One girl stood alone in her place, waving the people back; but her mother and other relations called, and reminded her that her furlough was due; she must not break the rules. And being tired and needing a change, she had to go and rest for a while; but no one was sent to guard her gap, and over and over the people fell, like a waterfall of souls.
Once a child caught at a tuft of grass that grew at the very brink of the gulf; it clung convulsively, and it called — but nobody seemed to hear. Then the roots of the grass gave way, and with a cry the child went over, the two little hands still holding right to the torn-off bunch of grass.
And the girl who longed to be back in her gap thought she heard the little one cry, and she sprang up and wanted to go; at which they reproved her, reminding her that no one is necessary anywhere; they gap would be well taken care of, they knew. And then they sang a hymn.
Then through the hymn came another sound like the pain of a million broken hearts wrung out in one full drop, one sob. And a horror of great darkness was upon me, for I knew what it was; the cry of the blood.
Then thundered a voice, the voice of the Lord. And he said, “What hast though done? The voice of thy brother’s blood crieth unto Me from the ground.”
The ton-toms still beat heavily, and darkness still shuddered and shivered about me. I heard the yells of the devil-dancers and weird, wild shrieks of the devil-possessed just outside the gate.
What does it matter, after all? It has gone on for years; it will go on for years. Why make such a fuss about it?
— God forgive us! God arouse us!
Shame us out of our callousness! Shame us out of our sin!
-Amy Carmichael, Thy Brother’s Blood Crieth
About nine withdrew to the woods for prayer,,Toward night my burden respecting my work among the Indians began to increase much, and was aggravated by hearing sundry things which looked very discouraging, in particular that they intended to meet together the next day for an idolatrous feast and dance.
Then I began to be in anguish; I thought that I must in conscience go and endeavor to break them up, yet know not how to attempt such a thing. However, I withdrew for prayer, hoping for strength from above.
In prayer I was exceedingly enlarged, and my soul was as much drawn out as I ever remember it to have been in my life. I was in such anguish, and pleaded with such earnestness and importunity, that when I rose from my knees I felt extremely weak and overcome; I could scarcely walk straight; my joints were loosed; the sweat ran down my face and body, and nature seemed as if it would dissolve.
So far as I could judge, I was wholly free from selfish ends in my fervent supplications for the poor Indians. I knew that they were met together to worship devils, and not God; and this made me cry earnestly that God would now appear and help me in my attempts to break up this idolatrous meeting.

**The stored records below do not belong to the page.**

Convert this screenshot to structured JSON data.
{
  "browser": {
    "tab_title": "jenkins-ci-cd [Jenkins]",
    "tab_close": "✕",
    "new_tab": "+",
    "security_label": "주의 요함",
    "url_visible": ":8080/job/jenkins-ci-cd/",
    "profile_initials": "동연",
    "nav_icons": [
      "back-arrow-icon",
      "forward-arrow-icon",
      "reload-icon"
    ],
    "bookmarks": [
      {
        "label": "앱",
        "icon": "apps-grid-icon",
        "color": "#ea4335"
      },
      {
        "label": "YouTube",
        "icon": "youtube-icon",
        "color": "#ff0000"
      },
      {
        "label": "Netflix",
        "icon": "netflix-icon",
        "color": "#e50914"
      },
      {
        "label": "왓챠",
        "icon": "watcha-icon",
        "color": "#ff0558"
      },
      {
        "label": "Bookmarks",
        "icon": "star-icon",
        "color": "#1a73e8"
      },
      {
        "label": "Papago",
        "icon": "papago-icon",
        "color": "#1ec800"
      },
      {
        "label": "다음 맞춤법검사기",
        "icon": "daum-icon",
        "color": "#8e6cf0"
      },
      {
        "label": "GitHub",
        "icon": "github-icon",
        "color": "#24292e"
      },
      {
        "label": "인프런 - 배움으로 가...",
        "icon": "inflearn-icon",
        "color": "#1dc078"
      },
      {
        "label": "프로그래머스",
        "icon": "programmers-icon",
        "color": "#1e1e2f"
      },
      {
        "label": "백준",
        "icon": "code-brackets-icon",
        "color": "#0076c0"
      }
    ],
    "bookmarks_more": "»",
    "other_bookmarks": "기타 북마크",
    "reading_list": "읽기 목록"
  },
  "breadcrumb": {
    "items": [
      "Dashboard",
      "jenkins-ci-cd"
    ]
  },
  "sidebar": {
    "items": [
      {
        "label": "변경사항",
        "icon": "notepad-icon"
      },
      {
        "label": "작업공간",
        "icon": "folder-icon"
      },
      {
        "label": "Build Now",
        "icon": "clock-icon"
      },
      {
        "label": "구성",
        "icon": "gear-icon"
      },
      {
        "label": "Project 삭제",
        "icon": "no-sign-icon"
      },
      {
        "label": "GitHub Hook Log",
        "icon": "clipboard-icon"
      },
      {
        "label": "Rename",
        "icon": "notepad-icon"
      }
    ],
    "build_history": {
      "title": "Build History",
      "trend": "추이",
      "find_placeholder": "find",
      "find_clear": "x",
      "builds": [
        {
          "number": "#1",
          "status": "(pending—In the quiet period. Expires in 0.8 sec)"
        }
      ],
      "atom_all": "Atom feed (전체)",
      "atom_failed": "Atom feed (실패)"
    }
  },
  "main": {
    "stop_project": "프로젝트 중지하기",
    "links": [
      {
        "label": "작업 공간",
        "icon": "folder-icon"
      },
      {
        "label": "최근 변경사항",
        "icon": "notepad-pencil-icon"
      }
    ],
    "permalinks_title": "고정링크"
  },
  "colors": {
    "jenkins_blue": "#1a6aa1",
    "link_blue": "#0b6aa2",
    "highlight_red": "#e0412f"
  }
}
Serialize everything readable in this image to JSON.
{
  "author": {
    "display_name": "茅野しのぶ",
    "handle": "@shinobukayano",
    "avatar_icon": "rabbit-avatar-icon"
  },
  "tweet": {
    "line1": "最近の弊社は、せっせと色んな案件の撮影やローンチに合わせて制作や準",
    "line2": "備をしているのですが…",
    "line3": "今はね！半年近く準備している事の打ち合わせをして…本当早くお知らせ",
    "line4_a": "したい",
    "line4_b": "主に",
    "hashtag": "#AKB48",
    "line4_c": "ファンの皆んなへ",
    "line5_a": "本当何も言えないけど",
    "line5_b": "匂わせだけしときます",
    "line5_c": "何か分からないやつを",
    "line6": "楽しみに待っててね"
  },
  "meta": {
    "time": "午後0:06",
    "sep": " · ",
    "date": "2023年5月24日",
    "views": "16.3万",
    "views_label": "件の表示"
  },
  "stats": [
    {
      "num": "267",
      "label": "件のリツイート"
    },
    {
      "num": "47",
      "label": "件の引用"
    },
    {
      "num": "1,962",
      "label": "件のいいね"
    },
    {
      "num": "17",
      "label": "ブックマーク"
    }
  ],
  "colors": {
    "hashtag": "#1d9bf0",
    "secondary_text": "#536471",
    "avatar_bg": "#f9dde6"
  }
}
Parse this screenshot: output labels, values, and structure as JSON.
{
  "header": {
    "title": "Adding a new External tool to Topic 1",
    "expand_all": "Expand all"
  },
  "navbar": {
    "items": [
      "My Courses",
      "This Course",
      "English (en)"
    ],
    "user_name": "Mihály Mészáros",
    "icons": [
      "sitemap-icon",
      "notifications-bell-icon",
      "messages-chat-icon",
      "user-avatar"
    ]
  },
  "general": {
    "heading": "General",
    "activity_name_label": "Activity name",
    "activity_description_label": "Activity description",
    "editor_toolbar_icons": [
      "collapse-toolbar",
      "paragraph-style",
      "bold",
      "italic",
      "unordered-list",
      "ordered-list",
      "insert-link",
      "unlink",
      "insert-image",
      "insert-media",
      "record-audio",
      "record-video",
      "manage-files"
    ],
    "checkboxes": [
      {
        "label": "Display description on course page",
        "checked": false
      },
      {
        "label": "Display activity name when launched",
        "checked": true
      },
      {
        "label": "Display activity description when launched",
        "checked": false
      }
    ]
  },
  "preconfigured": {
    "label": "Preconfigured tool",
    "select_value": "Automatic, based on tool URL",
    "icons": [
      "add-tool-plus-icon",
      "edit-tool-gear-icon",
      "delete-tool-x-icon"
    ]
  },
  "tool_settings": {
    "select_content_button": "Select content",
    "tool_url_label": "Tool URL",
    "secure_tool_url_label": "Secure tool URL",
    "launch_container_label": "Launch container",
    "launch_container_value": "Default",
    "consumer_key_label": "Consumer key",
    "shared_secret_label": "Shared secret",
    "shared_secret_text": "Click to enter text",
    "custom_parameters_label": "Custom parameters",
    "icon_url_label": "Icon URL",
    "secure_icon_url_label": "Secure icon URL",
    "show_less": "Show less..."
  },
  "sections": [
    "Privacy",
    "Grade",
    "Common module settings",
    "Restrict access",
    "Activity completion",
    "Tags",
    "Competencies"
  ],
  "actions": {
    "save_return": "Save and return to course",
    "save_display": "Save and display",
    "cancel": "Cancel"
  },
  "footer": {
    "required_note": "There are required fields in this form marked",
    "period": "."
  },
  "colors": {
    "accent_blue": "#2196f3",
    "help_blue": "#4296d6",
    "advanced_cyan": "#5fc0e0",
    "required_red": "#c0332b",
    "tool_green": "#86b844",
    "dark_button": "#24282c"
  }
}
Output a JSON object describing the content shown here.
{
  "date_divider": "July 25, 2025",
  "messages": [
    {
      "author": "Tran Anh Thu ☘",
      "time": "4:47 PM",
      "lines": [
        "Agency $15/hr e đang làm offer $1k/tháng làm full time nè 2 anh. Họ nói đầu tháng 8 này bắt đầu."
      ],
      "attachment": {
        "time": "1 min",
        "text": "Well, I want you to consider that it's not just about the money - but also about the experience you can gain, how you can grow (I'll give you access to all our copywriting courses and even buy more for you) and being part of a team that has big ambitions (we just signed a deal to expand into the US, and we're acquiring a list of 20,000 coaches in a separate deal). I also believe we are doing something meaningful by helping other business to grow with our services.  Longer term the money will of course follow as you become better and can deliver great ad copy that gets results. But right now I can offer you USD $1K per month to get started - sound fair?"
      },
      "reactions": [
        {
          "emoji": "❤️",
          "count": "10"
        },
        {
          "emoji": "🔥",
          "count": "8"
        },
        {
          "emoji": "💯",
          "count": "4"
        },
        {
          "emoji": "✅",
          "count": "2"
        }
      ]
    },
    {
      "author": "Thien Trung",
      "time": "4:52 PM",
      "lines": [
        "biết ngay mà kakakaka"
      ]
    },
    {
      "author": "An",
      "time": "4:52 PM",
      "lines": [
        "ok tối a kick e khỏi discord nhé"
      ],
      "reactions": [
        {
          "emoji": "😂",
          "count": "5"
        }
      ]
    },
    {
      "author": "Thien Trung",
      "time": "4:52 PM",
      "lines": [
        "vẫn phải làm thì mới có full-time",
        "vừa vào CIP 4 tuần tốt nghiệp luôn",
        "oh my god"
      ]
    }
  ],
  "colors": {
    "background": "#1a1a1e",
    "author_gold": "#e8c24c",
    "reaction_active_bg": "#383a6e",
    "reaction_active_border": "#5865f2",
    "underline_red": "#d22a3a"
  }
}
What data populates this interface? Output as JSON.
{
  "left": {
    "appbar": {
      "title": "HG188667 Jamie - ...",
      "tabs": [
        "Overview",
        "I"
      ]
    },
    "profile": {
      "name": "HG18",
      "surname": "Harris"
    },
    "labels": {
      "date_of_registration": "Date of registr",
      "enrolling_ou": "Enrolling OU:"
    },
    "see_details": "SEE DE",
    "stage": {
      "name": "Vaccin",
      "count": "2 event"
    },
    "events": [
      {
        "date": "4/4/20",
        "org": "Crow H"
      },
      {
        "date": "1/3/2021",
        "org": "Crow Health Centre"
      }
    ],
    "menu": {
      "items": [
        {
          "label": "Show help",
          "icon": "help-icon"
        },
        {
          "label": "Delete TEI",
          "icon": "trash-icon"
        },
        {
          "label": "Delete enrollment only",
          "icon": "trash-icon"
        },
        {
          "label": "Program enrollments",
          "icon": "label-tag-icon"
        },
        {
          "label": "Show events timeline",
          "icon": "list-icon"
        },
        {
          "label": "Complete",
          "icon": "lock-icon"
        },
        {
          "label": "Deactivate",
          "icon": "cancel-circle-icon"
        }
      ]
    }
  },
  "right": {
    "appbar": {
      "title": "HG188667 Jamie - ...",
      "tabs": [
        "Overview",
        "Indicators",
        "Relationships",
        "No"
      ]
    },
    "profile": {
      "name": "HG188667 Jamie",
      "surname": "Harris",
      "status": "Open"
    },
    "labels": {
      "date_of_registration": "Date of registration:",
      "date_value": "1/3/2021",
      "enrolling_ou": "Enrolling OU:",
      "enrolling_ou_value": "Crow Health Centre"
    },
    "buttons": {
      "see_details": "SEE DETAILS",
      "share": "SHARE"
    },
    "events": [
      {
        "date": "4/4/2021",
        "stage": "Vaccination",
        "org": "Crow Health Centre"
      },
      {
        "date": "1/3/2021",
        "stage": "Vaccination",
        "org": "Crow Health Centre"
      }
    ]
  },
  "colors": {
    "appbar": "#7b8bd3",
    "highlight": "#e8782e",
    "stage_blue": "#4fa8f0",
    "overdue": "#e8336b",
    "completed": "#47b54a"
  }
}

My soul pleaded long, and I thought that God would hear, and would go with me to vindicate his own cause: I seemed to confide in God for his presence and assistance. And thus I spent the evening, praying incessantly for divine assistance, and that I might not be self-dependent, but still have my whole dependence upon God.
What I passed through was remarkable, and indeed inexpressible. All things here below vanished, and there appeared to be nothing of any considerable importance to me, but holiness of heart and life, and the conversion of the heathen to God.
All my cares, fears and desires, which might be said to be of a worldly nature, disappeared, and were, in my esteem, of little more importance than a puff of wind.
I exceedingly longed that God would get to himself a name among the heathen; and I appealed to him with the greatest freedom, that he knew I 'Preferred him above my chief joy.'
Indeed, I had no notion of joy from this world; I cared not where or how I lived, or what hardships I went through, so that I could but gain souls to Christ.
Give me the Love that leads the way,
The Faith that nothing can dismay;
The Hope no disappointments tire,
The Passion that will burn like fire.